→ **The task**
The reply should repeat all of the data word for word, with no pictures.

→ **Data records**
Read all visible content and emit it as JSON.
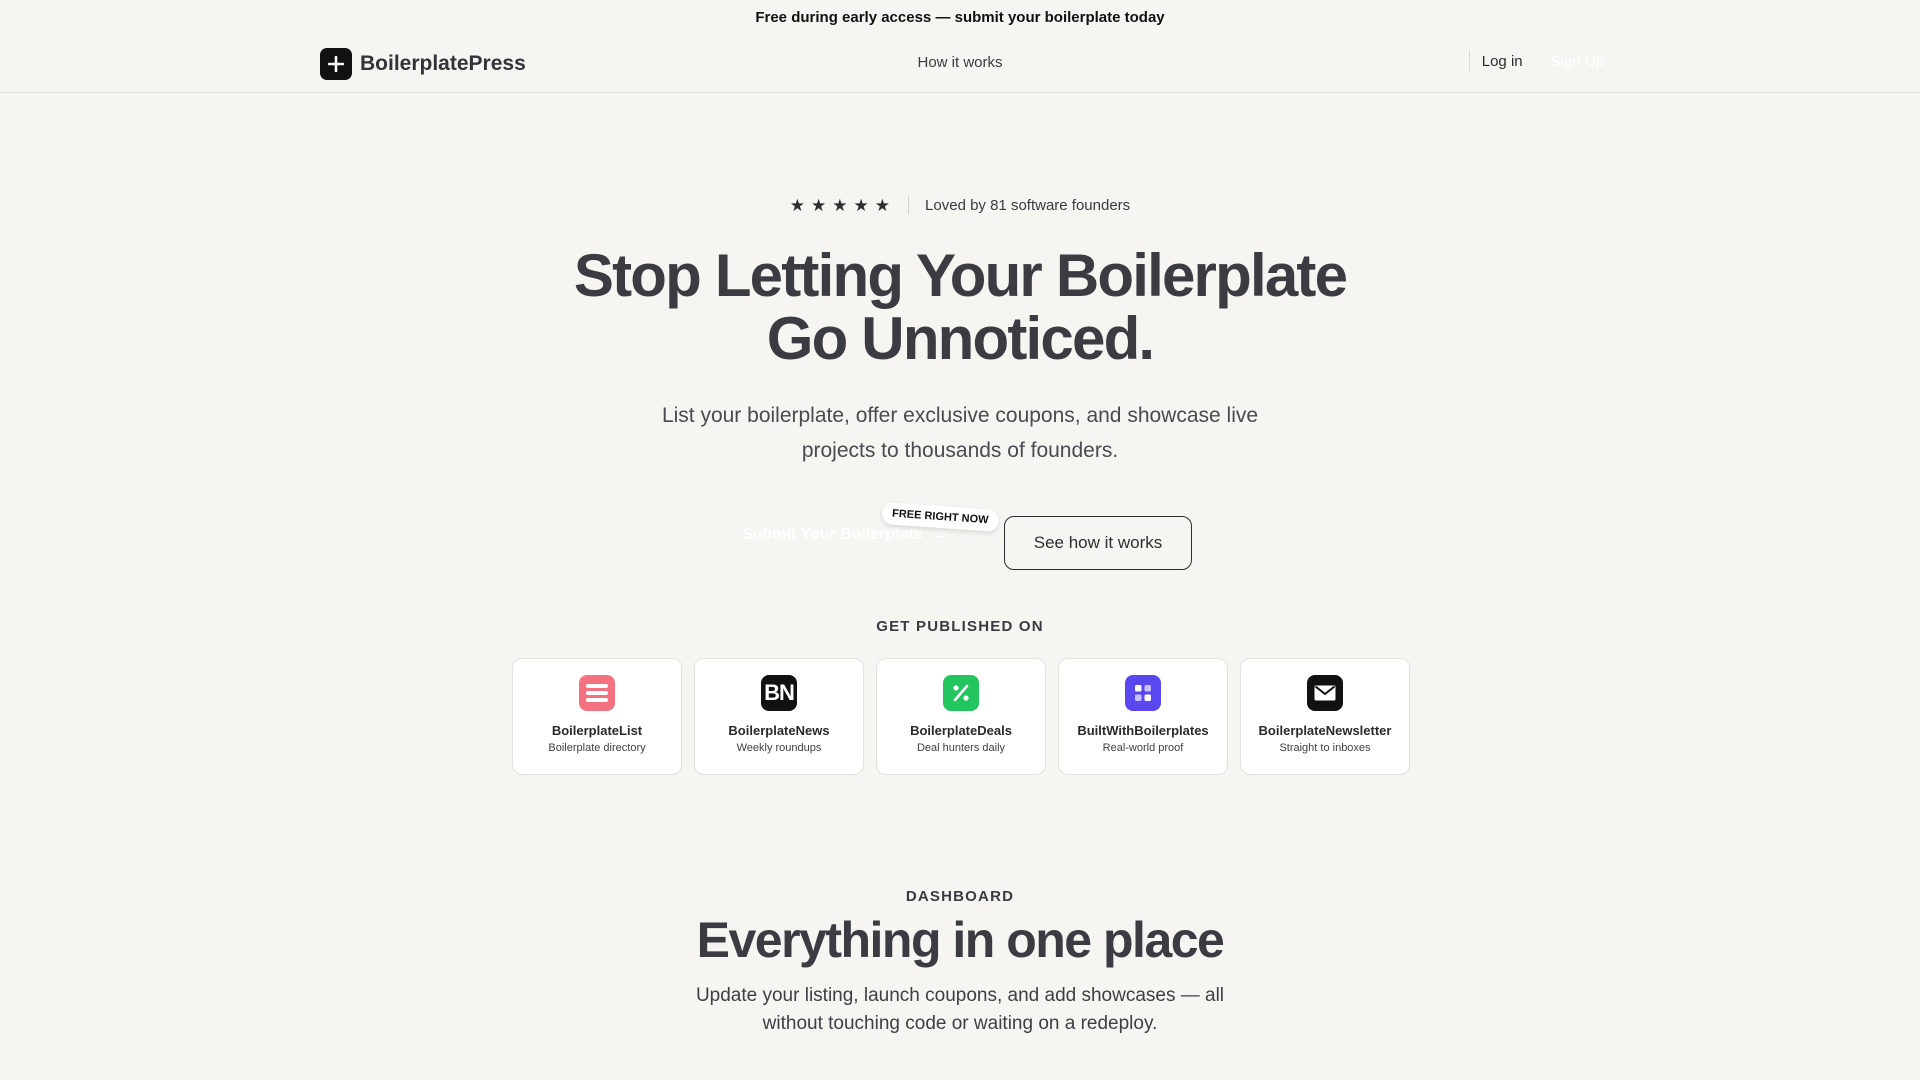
{
  "announcement": "Free during early access — submit your boilerplate today",
  "nav": {
    "brand": "BoilerplatePress",
    "center_link": "How it works",
    "login": "Log in",
    "signup": "Sign Up"
  },
  "hero": {
    "stars": 5,
    "rating_text": "Loved by 81 software founders",
    "title_line1": "Stop Letting Your Boilerplate",
    "title_line2": "Go Unnoticed.",
    "subtitle_line1": "List your boilerplate, offer exclusive coupons, and showcase live",
    "subtitle_line2": "projects to thousands of founders.",
    "primary_cta": "Submit Your Boilerplate",
    "badge": "FREE RIGHT NOW",
    "secondary_cta": "See how it works"
  },
  "published": {
    "label": "GET PUBLISHED ON",
    "platforms": [
      {
        "name": "BoilerplateList",
        "desc": "Boilerplate directory",
        "icon": "list-icon",
        "color": "#f4727f"
      },
      {
        "name": "BoilerplateNews",
        "desc": "Weekly roundups",
        "icon": "bn-logo-icon",
        "icon_text": "BN",
        "color": "#111111"
      },
      {
        "name": "BoilerplateDeals",
        "desc": "Deal hunters daily",
        "icon": "percent-icon",
        "color": "#22c55e"
      },
      {
        "name": "BuiltWithBoilerplates",
        "desc": "Real-world proof",
        "icon": "grid-icon",
        "color": "#5b47f0"
      },
      {
        "name": "BoilerplateNewsletter",
        "desc": "Straight to inboxes",
        "icon": "mail-icon",
        "color": "#111111"
      }
    ]
  },
  "dashboard": {
    "label": "DASHBOARD",
    "title": "Everything in one place",
    "subtitle_line1": "Update your listing, launch coupons, and add showcases — all",
    "subtitle_line2": "without touching code or waiting on a redeploy."
  }
}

→ **Answer section**
Read all visible content and emit it as JSON.
{
  "announcement": "Free during early access — submit your boilerplate today",
  "nav": {
    "brand": "BoilerplatePress",
    "center_link": "How it works",
    "login": "Log in",
    "signup": "Sign Up"
  },
  "hero": {
    "stars": 5,
    "rating_text": "Loved by 81 software founders",
    "title_line1": "Stop Letting Your Boilerplate",
    "title_line2": "Go Unnoticed.",
    "subtitle_line1": "List your boilerplate, offer exclusive coupons, and showcase live",
    "subtitle_line2": "projects to thousands of founders.",
    "primary_cta": "Submit Your Boilerplate",
    "badge": "FREE RIGHT NOW",
    "secondary_cta": "See how it works"
  },
  "published": {
    "label": "GET PUBLISHED ON",
    "platforms": [
      {
        "name": "BoilerplateList",
        "desc": "Boilerplate directory",
        "icon": "list-icon",
        "color": "#f4727f"
      },
      {
        "name": "BoilerplateNews",
        "desc": "Weekly roundups",
        "icon": "bn-logo-icon",
        "icon_text": "BN",
        "color": "#111111"
      },
      {
        "name": "BoilerplateDeals",
        "desc": "Deal hunters daily",
        "icon": "percent-icon",
        "color": "#22c55e"
      },
      {
        "name": "BuiltWithBoilerplates",
        "desc": "Real-world proof",
        "icon": "grid-icon",
        "color": "#5b47f0"
      },
      {
        "name": "BoilerplateNewsletter",
        "desc": "Straight to inboxes",
        "icon": "mail-icon",
        "color": "#111111"
      }
    ]
  },
  "dashboard": {
    "label": "DASHBOARD",
    "title": "Everything in one place",
    "subtitle_line1": "Update your listing, launch coupons, and add showcases — all",
    "subtitle_line2": "without touching code or waiting on a redeploy."
  }
}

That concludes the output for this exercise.